In Marilynne Robinson’s novel Lila, the Reverend John Ames comes into the kitchen in the early morning and talks with Lila, his young wife who is expecting their child.
“And how are you two this morning?”
She said, “I guess this child of yours don’t want me to sleep. Maybe he don’t like my dreams or something.”
He helped her with her chair. “You’re having bad dreams? Here, I’ll get the coffee.” He poured her a cup. “Do you want to tell me about them?”
“They’re just dreams. You must have bad dreams sometimes. Maybe you don’t, being a preacher.”
Is Robinson being mischievous or could there be people who might imagine that a preacher would not have bad dreams? Sometimes having no dreams at all would seem desirable, a deep and dreamless sleep free of disturbing thoughts that linger long after waking.
Perhaps bad dreams vary from person.
Had I paid more attention to psychology textbooks, I might have understood the underlying problem, but then, again, I might not. Freud’s work seemed about as verifiable as most theology; if you bought into it, then it explained everything. If, however, you thought Freud was possibly a deeply troubled man with a very overactive imagination, a man whose theories did not stand up to the sort of rigorous testing that would be applied to theories in physical sciences, then there were grounds to doubt much of what he said.

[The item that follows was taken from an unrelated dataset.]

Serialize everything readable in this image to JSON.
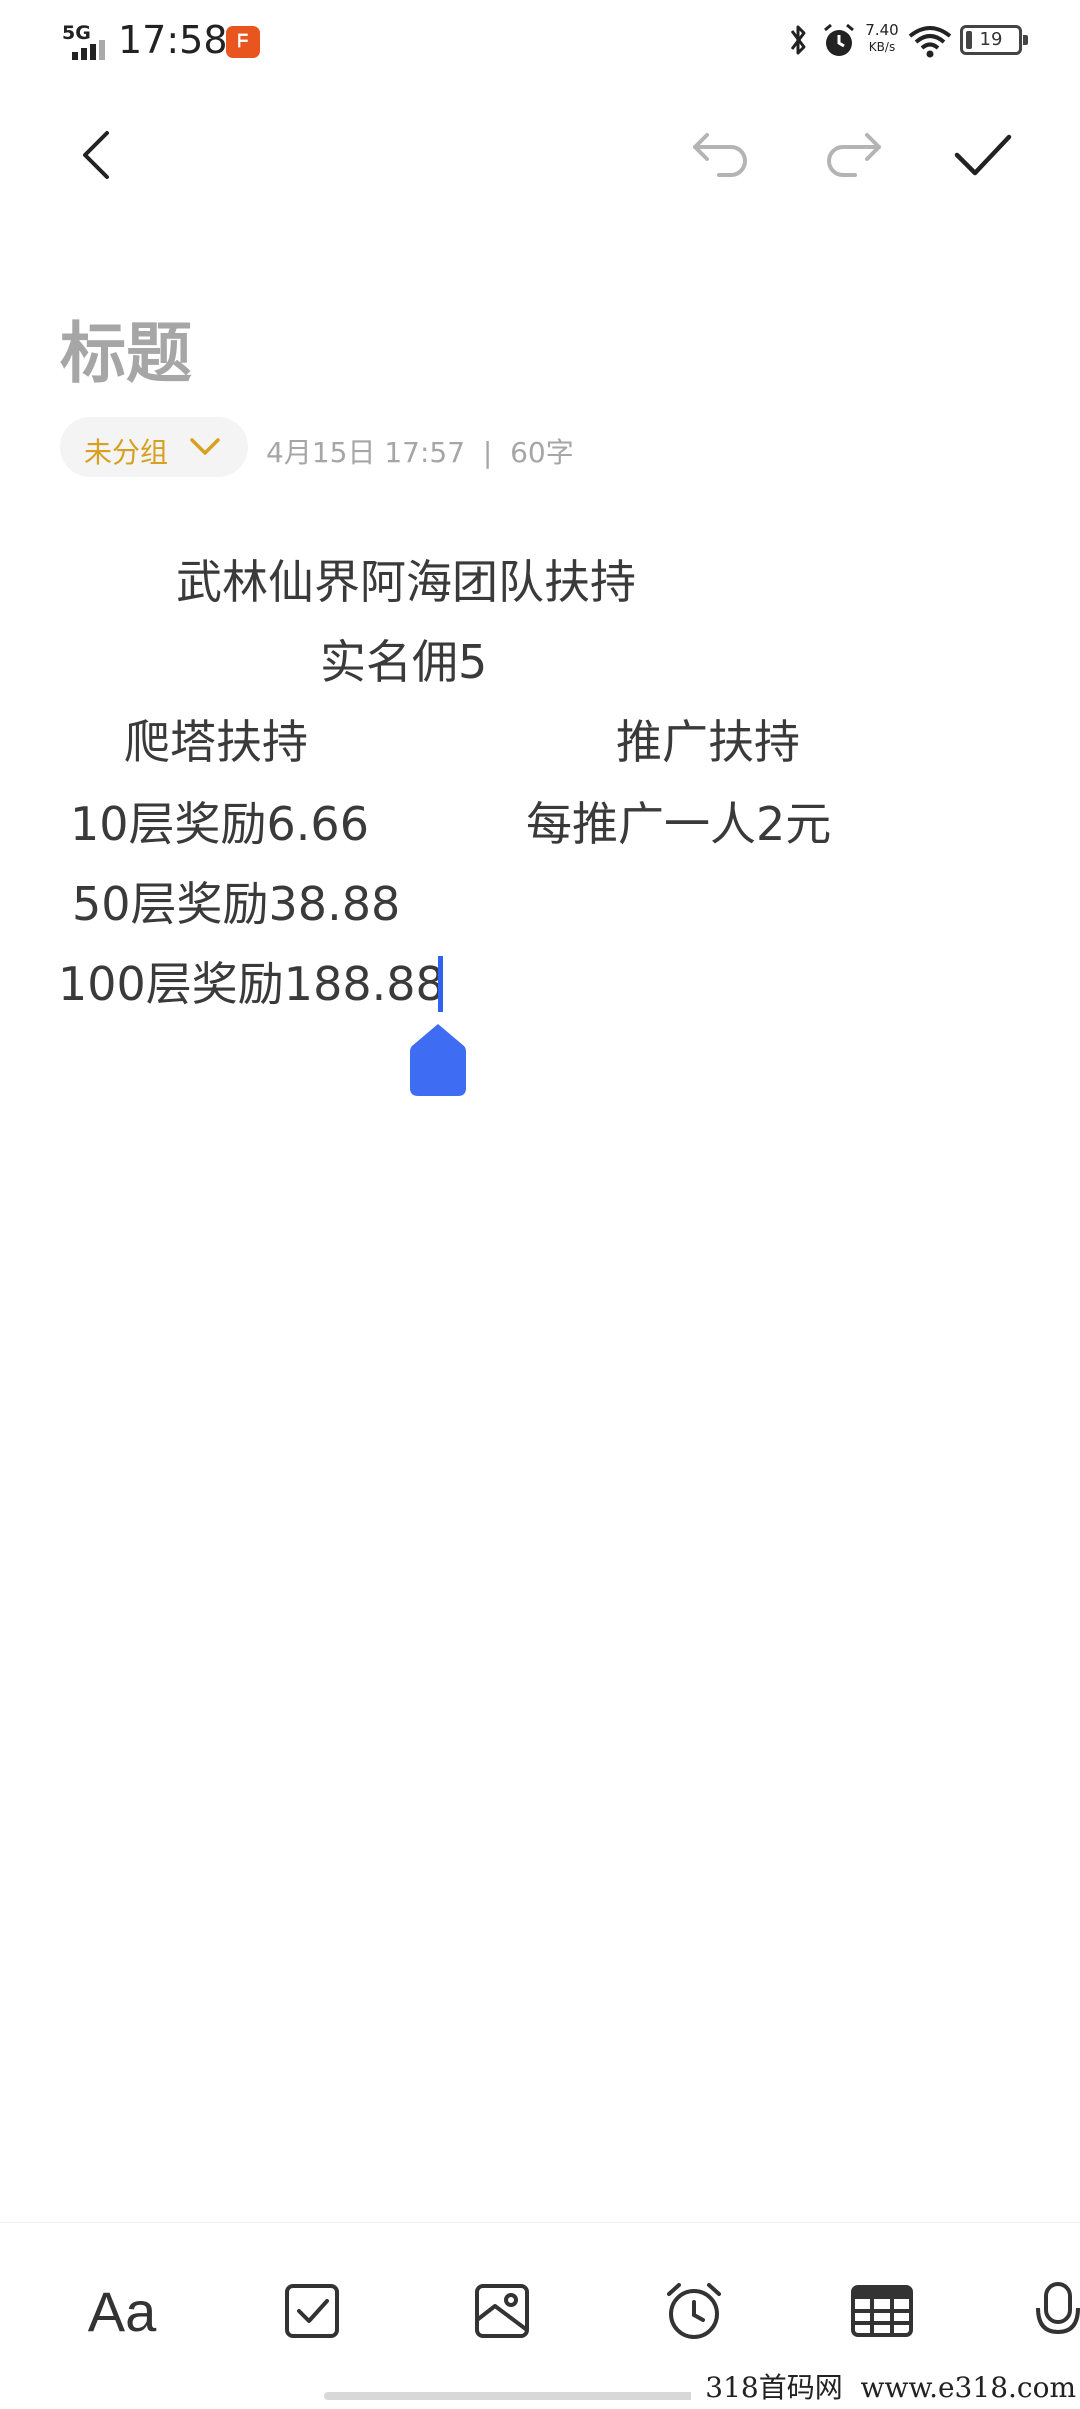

Theories that say one thing proves the case and that another, contradictory thing also proves the case, are as scientific as the suggestion that God’s existence can be proven by him answering prayers or by him not answering the same prayers. Freud seems to start out with a theory and then to search for facts to fit the theory. Perhaps he is like most preachers, I suppose.
Strangely, bad dreams seem always to derive from experiences in the past, rather than current situations.
It being more than five years since I last conducted a church service, it seems odd to have a recurring bad dream about being in a church at the time when a service is due to start and to have none of the things required for the service. I am standing at the lectern with the congregation looking on expectantly and have no idea what to do.
In days as a preacher, the bad dreams were from times as a student. Perhaps in earlier years, bad dreams were about childhood days. Perhaps the power of bad dreams is their place in times over which you cannot have any control.
Perhaps it’s the deadline stress of having an essay/lecture/sermon ready that’s cogent and apt to both the audience and the general ethos, not just once, but weekly. Even thinking about that while fully awake and I’m getting the shivers.
A bit like doing the leaving cert weekly.
Possibly, although my greatest anxiety these days is generally the Dublin traffic!